When I started traveling, I decided I would be lacto-vegetarian and abstain from drinking alcohol. And I had been doing pretty well, until Raju invited me to have lunch at his. Raju is a great guy. A friend of a friend, who immediately treated me as if we had known each others for years. After an hour walk to the far North of the city to meet him and another hour spent on the phone, trying to figure out where the meeting place was - Raju speaks a mix of French and English, with a strong Nepalese accent - I finally get greated with a loud namaste and a big hug. It’s not noon yet but he is already quite tipsy, as he has been celebrating Dashain - the biggest festival in Nepal - since early in the morning. Then follows a long walk through narrow streets in suburban Kathmandu, crossing bridges and walking along fluorescent green paddy fields. Raju is proudly walking in front of me and waving at neighbours and acquaintances as they greet us along the way. Hardly any tourist would venture in this area and the presence of a white creatures creates an aura of prestige around my host.
“My maison” he finally says with a smile. A two-storied washed out pink building. Not bad, I think. But as we walk up the stairs I realize that all they have is one room to live in, as they are renting out the others to pay back their mortgage. A bed, a sofa, a coffee table and a shelve, that’s it. “My wife go get the manger. Elle cooks at the magasin, pas de kitchen.”
Of course they have already eaten and I have the honor to be scrutinized throughout the whole meal by the family and a few neighbours who have just joined to enjoy the sight of a Westerner eating curried buffalo and dhal bhat. I do not want to offend my hosts and slowly start eating, remembering the carcasses laying all day long in the open air, covered with flies, and dreading I am going to get sick
“Want to try special drink from my village? Très bon!”. Before I have time to say no he pours a huge amount in my glass. “Santé” he says with a joyful smile. Too late… We cheer and I start sipping my drink, remembering what they say about never drinking home-made brewed alcohol as it is often mixed with water. If I survive this, I will certainly be immune to all diseases during the rest of my trip.

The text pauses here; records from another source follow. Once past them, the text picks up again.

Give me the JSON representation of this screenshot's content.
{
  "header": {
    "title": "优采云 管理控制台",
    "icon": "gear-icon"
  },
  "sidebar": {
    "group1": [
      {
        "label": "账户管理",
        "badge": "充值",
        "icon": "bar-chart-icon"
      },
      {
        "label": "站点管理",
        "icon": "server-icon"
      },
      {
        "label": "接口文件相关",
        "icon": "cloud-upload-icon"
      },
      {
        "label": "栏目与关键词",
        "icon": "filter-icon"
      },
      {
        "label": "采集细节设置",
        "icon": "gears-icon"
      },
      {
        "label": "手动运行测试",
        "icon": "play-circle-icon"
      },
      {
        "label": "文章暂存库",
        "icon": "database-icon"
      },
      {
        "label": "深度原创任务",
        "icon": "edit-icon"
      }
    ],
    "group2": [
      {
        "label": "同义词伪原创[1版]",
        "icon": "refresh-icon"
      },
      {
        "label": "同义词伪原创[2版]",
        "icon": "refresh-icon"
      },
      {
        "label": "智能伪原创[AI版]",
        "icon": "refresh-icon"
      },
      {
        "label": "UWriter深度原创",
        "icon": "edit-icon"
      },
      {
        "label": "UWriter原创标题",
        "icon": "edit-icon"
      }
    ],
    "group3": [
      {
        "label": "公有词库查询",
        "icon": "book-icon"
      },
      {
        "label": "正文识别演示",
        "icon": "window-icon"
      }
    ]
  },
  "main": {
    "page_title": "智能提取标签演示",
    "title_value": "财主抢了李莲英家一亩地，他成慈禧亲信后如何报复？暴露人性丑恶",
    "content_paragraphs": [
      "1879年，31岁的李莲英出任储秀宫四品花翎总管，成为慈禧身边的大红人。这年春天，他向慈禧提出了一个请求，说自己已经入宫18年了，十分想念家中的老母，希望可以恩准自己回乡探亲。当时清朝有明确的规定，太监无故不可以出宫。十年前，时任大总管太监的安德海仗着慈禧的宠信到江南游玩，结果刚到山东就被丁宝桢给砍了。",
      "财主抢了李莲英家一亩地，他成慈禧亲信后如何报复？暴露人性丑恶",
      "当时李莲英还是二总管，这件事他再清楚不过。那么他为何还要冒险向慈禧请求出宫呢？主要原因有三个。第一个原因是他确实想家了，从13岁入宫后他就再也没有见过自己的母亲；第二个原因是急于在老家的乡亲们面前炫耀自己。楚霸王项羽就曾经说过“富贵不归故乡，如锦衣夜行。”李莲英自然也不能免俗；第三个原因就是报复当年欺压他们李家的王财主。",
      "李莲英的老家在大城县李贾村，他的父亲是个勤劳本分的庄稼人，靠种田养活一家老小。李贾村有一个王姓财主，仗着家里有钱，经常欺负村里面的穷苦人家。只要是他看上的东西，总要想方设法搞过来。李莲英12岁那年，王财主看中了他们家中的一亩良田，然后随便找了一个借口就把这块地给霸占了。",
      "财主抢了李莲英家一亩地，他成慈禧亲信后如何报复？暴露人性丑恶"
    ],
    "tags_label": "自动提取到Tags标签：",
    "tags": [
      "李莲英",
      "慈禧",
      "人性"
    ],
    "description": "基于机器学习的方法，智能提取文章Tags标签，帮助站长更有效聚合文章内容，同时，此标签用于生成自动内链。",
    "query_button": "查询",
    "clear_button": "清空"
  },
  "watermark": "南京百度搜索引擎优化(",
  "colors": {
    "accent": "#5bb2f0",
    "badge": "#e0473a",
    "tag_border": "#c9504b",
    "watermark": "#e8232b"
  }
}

Then Raju shows me some pictures… His treks, his foreign friends, his village, his parents. I am started to get a bit bored when comes one of a young child with a cheeky smile, running after a ball. “My second kid. He died. Dashain festival in my village. He ran on the road. Big bus came. He did not see. 5 years ago. He would be 13 now.” I feel a lump in my throat. “Sometimes life is typical. Sometimes we don’t choose. Sometimes I am very sad. Triste. But I am okay. I put photos of him in the house to remember. After with my wife we decided to have another child, otherwise it’s too sad. Otherwise we can’t live.” The atmosphere is heavy with emotion and I feel tears coming to my eyes. True. Sometimes we don’t choose. Sometimes life holds dreadful surprises for us. I cannot imagine how painful it must be to loose a child, to see it crushed by a bus right in front of your eyes. And how hard it must be to keep on living and raising your other child. How lonely Raju’s family must feel every year when the whole country celebrates Dashain, a festival that only reminds them of their child and brother’s death. But one has no choice, no matter how acute the pain is, life has to go on. “Happy Dashain. It’s festival time. We must celebrate.”
Later as I am walking back to my guesthouse, something comes back to my mind. What did he mean by “typical”? I have heard Raju saying this word several times over the last few days and never really understood what he meant. And all in a sudden it all made sense. “Difficult” is what he meant. Yes dear Raju, sometimes life is difficult…What a soft way to put things and what a lesson of courage you have just taught me.